sector height, sector ceiling level, sector bounds length
width is taken in axial size, i.e. a slanted wall drawn with step(64,32)
would have width 64. levels are +1000 to make them all positive. Sector
bounds length is the sum of the widths (i.e. axial) of all lines surrounding
a sector, so a 64 square sector has a bounds length of 256.
if the size parameter is:
>0, then the surface size must equal to it
=0, then the surface size can be anything
<0, then the surface size must bigger than -(this parameter).
If that sounds confusing, an example should make it a lot easier:
autotex("L",0,0,0,"BRICK6") -- default lower tex is brick6
autotex("L",16,0,0,"BIGDOOR6") -- unless they are 16 high (any width),
-- then we use bigdoor6 as metal strip
-- (for stairs etc).
autotex("N",0,0,0,"BRICK6") -- default wall is brick6
autotex("N",-192,0,0,"ROCK5") -- unless they are higher than 192,
-- then they are outside rocks
autotex("N",0,16,0,"BROWNHUG") -- very thin walls are metal strips
autotex("N",64,16,1032,"LITE5") -- all 64 high 16 wide walls at
-- floorlevel 32 are lights
autotex("U",0,0,0,"BRICK6") -- default upper is brick6
autotex("C",0,0,0,"RROCK11") -- default ceil
autotex("C",-192,0,0,"F_SKY1") -- unless its very high, then its sky
autotex("C",0,0,256,"CEIL1_2") -- all 64 square sectors have a ceiling light
autotex("F",0,0,0,"SLIME13") -- default floor
autotex("F",0,984,0,"LAVA1") -- all floors at -16 are lava1
autotex("F",0,1064,0,"RROCK10") -- all floors at 64 are rrock10
autotex("F",96,-1064,0,"SLIME14") -- all floors at 64 or higher in a 96 high
-- sector are slime14
Once you are able to set up a good set of rules, you'll be able to map
very fast, because 99% of texture application will be "right" without
manual tuning. You can improve the amount of texturing you can do this
way by planning your maps styles around this feature: for example making
all rooms that require a certain floor/ceiling be at a certain height etc.
variables and objects
These features are here to make the language a bit more complete as a
general purpose programming language.
set(varname, value)
where varname is a string, and value can be anything. these functions
work like a set of global variables.
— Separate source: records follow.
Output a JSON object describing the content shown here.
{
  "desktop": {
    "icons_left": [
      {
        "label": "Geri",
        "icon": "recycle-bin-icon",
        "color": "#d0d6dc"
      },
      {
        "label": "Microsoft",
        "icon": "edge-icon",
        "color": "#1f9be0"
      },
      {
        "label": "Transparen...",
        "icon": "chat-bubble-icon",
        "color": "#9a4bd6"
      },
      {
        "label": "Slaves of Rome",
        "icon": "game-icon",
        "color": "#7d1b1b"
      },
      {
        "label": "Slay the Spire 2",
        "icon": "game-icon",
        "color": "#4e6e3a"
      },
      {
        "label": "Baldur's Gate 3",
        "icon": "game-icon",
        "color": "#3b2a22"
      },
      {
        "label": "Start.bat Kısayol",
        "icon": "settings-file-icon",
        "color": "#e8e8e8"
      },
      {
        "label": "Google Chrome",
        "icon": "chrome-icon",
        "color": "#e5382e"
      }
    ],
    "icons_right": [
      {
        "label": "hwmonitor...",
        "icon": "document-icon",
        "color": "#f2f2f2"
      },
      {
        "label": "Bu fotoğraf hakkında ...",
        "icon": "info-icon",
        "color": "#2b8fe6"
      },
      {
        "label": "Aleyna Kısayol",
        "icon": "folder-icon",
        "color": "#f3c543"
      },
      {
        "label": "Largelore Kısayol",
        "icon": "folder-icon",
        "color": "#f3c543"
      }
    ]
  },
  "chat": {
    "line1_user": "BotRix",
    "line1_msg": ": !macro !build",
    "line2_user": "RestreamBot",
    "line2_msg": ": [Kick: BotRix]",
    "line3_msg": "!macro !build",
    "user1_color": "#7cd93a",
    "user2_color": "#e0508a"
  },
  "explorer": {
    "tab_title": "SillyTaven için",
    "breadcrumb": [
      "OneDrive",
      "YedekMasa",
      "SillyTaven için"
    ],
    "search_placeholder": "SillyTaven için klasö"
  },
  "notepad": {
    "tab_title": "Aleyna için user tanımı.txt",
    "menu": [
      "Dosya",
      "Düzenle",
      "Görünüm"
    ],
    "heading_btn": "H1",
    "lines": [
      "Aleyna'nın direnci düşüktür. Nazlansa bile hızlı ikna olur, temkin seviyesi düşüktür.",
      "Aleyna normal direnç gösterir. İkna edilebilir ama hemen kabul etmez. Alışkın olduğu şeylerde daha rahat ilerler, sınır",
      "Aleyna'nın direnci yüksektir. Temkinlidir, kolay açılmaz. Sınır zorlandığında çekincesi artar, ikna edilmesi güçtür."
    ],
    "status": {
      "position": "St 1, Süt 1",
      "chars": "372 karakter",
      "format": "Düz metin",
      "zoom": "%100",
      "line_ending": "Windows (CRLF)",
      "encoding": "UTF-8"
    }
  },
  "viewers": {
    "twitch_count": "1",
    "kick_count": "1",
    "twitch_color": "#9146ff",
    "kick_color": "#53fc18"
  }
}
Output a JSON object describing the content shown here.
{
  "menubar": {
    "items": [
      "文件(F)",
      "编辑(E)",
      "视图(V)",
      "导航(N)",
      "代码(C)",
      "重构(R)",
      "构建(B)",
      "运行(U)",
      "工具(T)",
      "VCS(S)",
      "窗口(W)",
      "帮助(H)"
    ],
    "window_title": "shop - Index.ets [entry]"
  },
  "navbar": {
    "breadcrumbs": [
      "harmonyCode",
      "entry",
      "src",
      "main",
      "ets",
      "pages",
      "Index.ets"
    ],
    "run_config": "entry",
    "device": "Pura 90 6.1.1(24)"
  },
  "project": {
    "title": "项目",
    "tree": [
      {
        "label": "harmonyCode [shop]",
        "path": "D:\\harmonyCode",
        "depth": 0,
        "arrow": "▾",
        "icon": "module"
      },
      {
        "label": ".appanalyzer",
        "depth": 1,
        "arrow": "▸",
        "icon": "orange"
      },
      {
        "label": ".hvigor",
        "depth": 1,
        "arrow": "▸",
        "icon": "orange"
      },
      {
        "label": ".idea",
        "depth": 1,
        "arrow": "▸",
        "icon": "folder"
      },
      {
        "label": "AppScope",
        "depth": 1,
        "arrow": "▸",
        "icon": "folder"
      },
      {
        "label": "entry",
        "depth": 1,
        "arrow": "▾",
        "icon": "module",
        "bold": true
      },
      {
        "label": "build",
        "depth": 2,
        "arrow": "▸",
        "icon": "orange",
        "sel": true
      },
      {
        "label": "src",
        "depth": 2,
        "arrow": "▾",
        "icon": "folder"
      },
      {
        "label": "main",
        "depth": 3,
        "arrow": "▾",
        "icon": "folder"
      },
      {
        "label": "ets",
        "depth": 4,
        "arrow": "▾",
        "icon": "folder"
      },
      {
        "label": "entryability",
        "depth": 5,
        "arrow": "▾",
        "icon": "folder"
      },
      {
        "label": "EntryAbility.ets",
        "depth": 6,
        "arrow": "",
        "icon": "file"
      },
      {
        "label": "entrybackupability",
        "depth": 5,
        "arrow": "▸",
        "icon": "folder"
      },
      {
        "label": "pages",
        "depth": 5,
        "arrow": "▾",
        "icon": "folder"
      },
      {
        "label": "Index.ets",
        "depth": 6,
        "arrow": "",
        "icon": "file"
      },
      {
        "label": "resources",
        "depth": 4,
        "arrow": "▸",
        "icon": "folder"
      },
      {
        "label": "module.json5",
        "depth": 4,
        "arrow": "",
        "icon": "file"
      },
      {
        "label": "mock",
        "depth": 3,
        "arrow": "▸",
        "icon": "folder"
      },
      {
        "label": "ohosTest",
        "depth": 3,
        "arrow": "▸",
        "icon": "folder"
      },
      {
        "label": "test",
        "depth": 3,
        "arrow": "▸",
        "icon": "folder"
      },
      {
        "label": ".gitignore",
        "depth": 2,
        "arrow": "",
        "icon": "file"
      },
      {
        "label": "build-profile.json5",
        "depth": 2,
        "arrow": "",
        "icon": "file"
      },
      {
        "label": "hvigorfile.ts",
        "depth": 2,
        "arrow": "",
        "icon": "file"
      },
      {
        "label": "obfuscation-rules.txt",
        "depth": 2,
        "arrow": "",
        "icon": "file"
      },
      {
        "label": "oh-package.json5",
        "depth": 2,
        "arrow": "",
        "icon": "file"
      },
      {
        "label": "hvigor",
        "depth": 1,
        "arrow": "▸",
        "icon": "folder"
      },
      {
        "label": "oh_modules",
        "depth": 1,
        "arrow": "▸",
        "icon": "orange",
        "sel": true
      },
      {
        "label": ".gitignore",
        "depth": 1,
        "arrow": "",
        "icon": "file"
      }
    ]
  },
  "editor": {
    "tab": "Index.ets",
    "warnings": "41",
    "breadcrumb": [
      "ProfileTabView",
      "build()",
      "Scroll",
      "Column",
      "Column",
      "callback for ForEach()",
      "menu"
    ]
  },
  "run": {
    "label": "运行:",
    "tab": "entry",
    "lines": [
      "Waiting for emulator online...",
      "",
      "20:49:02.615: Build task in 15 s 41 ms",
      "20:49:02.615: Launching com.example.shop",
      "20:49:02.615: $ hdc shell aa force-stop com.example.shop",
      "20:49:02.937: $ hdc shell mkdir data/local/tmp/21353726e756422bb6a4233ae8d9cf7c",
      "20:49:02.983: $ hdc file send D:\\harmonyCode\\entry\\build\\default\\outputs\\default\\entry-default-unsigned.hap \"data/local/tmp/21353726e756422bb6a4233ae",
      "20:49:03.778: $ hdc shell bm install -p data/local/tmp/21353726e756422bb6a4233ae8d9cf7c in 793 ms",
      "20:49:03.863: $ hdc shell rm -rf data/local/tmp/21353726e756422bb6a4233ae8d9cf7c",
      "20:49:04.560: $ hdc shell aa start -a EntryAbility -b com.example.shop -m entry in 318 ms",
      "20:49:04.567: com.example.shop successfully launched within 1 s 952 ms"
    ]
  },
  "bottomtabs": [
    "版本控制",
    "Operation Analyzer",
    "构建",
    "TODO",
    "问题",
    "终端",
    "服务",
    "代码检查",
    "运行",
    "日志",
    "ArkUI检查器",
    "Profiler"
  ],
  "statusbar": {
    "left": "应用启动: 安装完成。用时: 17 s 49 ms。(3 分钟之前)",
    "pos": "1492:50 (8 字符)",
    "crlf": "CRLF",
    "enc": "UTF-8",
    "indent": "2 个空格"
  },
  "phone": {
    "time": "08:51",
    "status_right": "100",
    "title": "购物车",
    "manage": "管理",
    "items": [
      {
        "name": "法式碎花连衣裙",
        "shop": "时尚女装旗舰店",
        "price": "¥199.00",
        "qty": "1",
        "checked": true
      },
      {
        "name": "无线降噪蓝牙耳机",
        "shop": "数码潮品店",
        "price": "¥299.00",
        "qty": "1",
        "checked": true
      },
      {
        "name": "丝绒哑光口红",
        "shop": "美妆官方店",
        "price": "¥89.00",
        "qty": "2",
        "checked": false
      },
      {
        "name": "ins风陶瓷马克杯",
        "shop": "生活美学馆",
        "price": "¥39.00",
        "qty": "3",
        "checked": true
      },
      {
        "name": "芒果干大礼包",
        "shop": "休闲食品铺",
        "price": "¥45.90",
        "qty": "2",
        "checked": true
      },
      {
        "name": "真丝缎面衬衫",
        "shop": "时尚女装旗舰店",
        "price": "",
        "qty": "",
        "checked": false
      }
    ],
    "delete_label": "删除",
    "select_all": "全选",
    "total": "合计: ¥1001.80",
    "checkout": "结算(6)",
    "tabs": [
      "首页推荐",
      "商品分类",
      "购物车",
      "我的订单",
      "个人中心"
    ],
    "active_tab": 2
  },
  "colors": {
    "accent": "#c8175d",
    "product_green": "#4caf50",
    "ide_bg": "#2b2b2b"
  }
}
Both return the current value.
Calling get before a set, will result in an error.
creates/returns a fresh object, with no fields in it yet. Objects are denoted
by integers, and thus pointer arithmetic is possible. Accessing an unallocated
object however results in an error.
oset(object, fieldname, value)
oget(object, fieldname)
Identical in behaviour to get/set, these 2 access fields in an object rather
than global variables.
See lisp.wl for an example of how to use these functions to create an
actual datatype, and a caveat on the usage of "onew".
Here are some common things that can go wrong, and which can result in
runtime errors:
- if you get a "sidedef already assigned" error, and it is not obvious
why (the current sector looks fine), it may be the case that for a
previously constructed sector you accidentally made a sector out of
the whole outside of the level (by choosing the wrong side). WadC doesn't
detect wether something is inside or outside, and this will only show
up when defining an adjoining sector.
Jump to Line
Something went wrong with that request. Please try again.